Because the screening system applies to those whose licenses are revoked after the new law is enacted, it is expected to be put in place sometime in the 2025 school year or later.

Under the new law, those who wish to have their licenses reissued will be required to bear the burden of proof that they will never commit sexual violence again. They will be required to submit a medical report from a doctor and proof of rehabilitation. The screening board must in principle be unanimous in its decision on approving or denying the reissuance.

In addition, the government’s fundamental guidelines based on the law stipulate that if a teacher again commits an indecent act after reacquiring their license, people who hire or appoint the teacher “may be held liable for compensation for damages.”

Victims group hopeful

A civic group serving as a nationwide liaison office for victims of school harassment welcomed the new law, and stressed the importance of improving guidance and training for future teachers in preventing assaults.

“We’re hopeful that the new law will work as a deterrent,” Masako Gunji, 53, who co-chairs the group, said at a press conference in Tokyo on Friday. “Teachers need to know how the victims are suffering, including the psychological and physical damage that remains and the trauma they went through.”

Tokyo photographer Ikuko Ishida, who was sexually abused by a junior high school teacher about 30 years ago, expressed her hopes for the new law’s effect at a press conference in Tokyo on the same day.

“Sexual violence by teachers has been around for a long time, but it has been overlooked,” the 44-year-old Ishida said. “The law’s enactment sends a big message to society.”

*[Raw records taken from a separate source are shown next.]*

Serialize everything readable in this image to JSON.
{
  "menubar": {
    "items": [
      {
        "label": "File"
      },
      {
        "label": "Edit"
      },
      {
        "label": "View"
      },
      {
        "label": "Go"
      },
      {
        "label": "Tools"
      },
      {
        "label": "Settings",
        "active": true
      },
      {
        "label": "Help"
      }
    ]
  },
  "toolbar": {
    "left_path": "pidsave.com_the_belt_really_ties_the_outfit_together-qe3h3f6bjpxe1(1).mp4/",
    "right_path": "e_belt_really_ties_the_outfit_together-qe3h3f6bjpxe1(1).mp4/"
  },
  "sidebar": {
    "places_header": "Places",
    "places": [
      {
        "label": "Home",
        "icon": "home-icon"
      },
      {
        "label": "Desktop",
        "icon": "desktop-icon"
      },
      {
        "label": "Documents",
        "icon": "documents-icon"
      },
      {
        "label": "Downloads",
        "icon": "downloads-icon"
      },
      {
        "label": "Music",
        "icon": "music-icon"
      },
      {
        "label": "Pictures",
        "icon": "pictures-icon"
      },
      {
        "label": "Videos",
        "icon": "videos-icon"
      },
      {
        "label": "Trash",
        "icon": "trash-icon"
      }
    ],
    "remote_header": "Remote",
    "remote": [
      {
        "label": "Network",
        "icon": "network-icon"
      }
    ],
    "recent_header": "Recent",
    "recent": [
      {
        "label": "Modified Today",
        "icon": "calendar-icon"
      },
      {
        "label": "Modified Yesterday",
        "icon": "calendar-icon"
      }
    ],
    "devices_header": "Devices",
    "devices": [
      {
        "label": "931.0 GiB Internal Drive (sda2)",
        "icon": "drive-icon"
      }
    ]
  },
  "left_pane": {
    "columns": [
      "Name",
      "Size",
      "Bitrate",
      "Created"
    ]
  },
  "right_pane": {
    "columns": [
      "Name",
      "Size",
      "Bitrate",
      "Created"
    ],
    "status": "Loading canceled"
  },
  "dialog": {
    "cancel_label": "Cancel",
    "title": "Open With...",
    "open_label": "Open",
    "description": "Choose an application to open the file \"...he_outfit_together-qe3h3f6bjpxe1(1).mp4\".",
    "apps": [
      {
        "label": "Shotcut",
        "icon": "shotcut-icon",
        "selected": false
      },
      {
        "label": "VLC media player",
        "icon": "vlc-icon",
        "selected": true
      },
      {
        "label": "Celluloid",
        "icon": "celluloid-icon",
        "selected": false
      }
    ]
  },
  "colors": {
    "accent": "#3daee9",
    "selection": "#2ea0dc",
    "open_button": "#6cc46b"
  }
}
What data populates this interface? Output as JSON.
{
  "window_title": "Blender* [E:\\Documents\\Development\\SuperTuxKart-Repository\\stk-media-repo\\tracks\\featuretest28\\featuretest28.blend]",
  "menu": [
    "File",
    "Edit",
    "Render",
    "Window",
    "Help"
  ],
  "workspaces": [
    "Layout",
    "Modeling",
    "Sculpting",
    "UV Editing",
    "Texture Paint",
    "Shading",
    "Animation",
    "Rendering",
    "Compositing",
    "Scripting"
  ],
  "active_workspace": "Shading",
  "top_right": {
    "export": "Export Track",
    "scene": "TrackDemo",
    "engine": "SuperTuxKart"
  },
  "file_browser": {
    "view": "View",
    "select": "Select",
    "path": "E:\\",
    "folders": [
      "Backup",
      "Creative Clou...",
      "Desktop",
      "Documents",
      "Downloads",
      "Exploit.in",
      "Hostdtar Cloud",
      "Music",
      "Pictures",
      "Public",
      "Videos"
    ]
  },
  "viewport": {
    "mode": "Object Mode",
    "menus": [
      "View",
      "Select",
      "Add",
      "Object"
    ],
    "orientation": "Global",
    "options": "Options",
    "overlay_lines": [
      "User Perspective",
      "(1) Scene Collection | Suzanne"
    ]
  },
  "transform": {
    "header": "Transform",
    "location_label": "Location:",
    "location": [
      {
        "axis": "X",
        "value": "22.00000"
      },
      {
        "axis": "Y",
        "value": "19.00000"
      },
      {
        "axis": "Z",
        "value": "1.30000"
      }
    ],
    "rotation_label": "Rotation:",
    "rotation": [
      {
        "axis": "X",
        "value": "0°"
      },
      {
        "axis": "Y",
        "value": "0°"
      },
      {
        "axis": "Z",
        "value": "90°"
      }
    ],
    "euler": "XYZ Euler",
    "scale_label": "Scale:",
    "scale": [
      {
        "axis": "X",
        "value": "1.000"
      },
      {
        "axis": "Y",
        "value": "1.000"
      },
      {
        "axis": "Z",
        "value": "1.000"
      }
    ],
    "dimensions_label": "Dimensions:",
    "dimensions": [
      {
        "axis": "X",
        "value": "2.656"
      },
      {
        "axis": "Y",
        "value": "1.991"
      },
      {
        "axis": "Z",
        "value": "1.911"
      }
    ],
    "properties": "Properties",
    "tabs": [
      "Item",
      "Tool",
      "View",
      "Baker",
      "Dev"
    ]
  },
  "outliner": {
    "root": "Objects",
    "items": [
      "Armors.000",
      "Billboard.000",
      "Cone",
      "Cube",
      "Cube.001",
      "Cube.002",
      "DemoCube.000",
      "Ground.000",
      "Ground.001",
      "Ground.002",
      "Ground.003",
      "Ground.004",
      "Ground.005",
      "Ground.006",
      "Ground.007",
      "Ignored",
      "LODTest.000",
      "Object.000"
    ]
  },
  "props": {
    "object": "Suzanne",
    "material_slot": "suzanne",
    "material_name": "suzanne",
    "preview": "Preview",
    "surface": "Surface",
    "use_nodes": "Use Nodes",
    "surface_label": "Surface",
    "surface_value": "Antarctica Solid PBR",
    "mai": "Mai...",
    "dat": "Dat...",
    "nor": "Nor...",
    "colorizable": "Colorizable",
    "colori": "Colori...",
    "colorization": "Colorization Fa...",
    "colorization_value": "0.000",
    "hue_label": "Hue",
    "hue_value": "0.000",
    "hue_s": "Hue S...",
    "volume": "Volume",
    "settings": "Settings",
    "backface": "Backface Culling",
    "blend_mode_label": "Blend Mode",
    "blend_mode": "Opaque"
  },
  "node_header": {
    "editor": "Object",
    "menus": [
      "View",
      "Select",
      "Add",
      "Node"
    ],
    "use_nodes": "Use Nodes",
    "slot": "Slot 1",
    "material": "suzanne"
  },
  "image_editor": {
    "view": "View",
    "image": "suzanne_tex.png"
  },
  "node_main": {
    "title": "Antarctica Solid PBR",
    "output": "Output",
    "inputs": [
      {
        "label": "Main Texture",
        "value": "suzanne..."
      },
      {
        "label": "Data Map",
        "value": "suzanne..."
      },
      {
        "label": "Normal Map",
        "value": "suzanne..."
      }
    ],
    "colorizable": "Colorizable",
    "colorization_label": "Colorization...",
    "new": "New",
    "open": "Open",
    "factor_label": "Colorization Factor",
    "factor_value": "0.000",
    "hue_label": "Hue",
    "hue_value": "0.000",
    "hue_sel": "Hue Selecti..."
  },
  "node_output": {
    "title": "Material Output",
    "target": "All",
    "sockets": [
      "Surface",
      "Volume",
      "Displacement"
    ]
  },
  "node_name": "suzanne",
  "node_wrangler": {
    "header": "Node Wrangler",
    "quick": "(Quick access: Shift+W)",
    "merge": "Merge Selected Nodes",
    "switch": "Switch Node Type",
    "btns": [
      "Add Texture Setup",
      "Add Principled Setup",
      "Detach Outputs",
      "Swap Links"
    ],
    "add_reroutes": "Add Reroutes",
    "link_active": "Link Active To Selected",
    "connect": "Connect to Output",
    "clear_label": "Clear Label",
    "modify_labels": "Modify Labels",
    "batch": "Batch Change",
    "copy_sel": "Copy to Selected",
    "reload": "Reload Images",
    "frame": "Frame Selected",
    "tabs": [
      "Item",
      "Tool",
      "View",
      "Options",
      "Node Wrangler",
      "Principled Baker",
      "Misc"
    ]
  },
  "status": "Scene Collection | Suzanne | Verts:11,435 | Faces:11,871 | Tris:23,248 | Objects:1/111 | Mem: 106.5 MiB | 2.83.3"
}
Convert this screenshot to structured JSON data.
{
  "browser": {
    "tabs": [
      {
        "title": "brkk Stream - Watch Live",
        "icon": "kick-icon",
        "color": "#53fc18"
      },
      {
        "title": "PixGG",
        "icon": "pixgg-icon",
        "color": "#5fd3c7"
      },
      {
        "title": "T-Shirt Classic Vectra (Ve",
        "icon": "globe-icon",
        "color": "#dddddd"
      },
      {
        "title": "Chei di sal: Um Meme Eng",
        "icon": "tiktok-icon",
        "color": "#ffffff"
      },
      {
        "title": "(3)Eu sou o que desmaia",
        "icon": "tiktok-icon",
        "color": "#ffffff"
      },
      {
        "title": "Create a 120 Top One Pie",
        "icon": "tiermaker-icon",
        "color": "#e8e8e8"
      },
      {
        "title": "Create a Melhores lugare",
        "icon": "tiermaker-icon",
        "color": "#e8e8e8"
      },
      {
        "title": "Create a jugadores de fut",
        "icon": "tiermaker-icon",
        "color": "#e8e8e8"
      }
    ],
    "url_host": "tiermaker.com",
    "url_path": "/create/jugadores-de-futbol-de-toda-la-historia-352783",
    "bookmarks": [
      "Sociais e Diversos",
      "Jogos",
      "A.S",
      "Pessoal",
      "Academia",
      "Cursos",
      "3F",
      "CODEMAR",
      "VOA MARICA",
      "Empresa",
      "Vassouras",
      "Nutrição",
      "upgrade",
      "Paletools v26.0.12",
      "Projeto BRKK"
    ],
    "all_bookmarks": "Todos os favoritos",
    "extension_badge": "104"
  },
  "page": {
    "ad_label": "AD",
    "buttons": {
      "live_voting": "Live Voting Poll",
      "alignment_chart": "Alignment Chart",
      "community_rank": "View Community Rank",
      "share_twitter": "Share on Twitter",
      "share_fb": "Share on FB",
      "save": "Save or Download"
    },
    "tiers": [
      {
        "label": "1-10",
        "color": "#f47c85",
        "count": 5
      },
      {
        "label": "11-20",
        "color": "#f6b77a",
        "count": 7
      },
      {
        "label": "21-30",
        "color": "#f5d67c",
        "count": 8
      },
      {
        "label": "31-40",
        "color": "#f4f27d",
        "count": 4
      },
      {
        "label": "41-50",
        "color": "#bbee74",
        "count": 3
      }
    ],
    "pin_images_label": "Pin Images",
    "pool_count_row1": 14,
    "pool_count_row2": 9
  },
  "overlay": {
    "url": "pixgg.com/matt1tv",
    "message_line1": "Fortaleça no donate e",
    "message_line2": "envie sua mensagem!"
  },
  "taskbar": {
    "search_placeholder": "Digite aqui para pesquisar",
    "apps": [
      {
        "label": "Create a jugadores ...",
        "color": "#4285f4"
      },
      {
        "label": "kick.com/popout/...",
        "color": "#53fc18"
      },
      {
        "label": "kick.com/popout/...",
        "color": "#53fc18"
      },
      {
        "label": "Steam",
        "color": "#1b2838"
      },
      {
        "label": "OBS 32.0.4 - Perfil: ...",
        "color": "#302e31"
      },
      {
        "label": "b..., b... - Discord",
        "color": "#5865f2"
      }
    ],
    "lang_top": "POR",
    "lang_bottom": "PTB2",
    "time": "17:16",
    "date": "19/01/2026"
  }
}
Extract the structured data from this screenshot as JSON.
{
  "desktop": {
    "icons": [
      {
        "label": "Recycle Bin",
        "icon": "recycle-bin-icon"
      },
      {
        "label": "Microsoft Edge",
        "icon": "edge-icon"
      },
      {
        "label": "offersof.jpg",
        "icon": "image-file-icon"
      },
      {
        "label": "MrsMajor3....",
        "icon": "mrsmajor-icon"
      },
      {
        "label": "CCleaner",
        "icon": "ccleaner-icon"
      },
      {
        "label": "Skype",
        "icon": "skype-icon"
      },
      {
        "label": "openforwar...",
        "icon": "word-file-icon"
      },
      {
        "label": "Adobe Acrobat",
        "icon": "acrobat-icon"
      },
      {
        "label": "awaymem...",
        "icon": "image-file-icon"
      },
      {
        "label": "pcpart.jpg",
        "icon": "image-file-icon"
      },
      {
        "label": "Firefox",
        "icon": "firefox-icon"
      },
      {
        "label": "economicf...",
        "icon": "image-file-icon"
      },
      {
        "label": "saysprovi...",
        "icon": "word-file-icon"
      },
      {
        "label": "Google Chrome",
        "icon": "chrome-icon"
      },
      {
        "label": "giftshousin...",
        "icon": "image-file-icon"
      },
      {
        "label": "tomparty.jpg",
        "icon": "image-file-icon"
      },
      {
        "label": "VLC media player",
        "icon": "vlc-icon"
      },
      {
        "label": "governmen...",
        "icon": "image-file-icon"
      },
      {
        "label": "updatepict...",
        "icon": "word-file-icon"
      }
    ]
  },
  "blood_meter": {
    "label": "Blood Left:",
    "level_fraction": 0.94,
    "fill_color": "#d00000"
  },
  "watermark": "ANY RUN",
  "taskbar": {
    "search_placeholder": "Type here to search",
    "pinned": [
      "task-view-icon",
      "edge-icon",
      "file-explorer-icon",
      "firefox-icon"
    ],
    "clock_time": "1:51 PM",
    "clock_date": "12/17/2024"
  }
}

Asked about the response when a child claims to be a victim, she said, “The method of investigating teachers who commit sexual assault is slipshod and does not always result in disciplinary firings. I hope boards of education will genuinely address these cases.”